[[ GIVEN DATA open ]]

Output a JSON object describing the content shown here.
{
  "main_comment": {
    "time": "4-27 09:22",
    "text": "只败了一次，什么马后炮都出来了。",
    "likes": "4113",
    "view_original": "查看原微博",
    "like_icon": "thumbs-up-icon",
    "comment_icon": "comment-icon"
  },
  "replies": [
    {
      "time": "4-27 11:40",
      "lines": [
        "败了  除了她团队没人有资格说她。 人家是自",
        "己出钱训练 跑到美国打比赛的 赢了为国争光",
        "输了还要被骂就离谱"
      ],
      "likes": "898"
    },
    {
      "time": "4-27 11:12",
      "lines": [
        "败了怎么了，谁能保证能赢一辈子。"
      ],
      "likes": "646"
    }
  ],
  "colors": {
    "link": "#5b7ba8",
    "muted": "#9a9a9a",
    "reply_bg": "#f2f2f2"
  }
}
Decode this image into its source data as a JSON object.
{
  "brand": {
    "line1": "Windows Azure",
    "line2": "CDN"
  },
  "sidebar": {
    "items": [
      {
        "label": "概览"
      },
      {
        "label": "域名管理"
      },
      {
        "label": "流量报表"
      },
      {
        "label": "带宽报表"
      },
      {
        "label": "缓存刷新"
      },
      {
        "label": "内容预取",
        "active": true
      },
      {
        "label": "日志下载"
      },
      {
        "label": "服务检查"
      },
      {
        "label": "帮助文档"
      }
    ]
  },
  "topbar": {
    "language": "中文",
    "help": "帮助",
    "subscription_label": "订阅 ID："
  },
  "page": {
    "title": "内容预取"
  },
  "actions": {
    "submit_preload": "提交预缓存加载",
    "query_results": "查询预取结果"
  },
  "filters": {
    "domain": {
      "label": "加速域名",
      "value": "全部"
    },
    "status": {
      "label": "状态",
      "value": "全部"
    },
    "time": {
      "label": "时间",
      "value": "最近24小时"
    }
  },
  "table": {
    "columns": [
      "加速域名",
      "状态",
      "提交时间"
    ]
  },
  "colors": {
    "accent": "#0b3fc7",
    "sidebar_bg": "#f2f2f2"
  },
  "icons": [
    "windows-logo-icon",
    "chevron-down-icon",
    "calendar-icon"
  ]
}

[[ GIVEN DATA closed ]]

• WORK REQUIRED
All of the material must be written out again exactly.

• EXERCISE RESPONSE
Output a JSON object describing the content shown here.
{
  "main_comment": {
    "time": "4-27 09:22",
    "text": "只败了一次，什么马后炮都出来了。",
    "likes": "4113",
    "view_original": "查看原微博",
    "like_icon": "thumbs-up-icon",
    "comment_icon": "comment-icon"
  },
  "replies": [
    {
      "time": "4-27 11:40",
      "lines": [
        "败了  除了她团队没人有资格说她。 人家是自",
        "己出钱训练 跑到美国打比赛的 赢了为国争光",
        "输了还要被骂就离谱"
      ],
      "likes": "898"
    },
    {
      "time": "4-27 11:12",
      "lines": [
        "败了怎么了，谁能保证能赢一辈子。"
      ],
      "likes": "646"
    }
  ],
  "colors": {
    "link": "#5b7ba8",
    "muted": "#9a9a9a",
    "reply_bg": "#f2f2f2"
  }
}
Decode this image into its source data as a JSON object.
{
  "brand": {
    "line1": "Windows Azure",
    "line2": "CDN"
  },
  "sidebar": {
    "items": [
      {
        "label": "概览"
      },
      {
        "label": "域名管理"
      },
      {
        "label": "流量报表"
      },
      {
        "label": "带宽报表"
      },
      {
        "label": "缓存刷新"
      },
      {
        "label": "内容预取",
        "active": true
      },
      {
        "label": "日志下载"
      },
      {
        "label": "服务检查"
      },
      {
        "label": "帮助文档"
      }
    ]
  },
  "topbar": {
    "language": "中文",
    "help": "帮助",
    "subscription_label": "订阅 ID："
  },
  "page": {
    "title": "内容预取"
  },
  "actions": {
    "submit_preload": "提交预缓存加载",
    "query_results": "查询预取结果"
  },
  "filters": {
    "domain": {
      "label": "加速域名",
      "value": "全部"
    },
    "status": {
      "label": "状态",
      "value": "全部"
    },
    "time": {
      "label": "时间",
      "value": "最近24小时"
    }
  },
  "table": {
    "columns": [
      "加速域名",
      "状态",
      "提交时间"
    ]
  },
  "colors": {
    "accent": "#0b3fc7",
    "sidebar_bg": "#f2f2f2"
  },
  "icons": [
    "windows-logo-icon",
    "chevron-down-icon",
    "calendar-icon"
  ]
}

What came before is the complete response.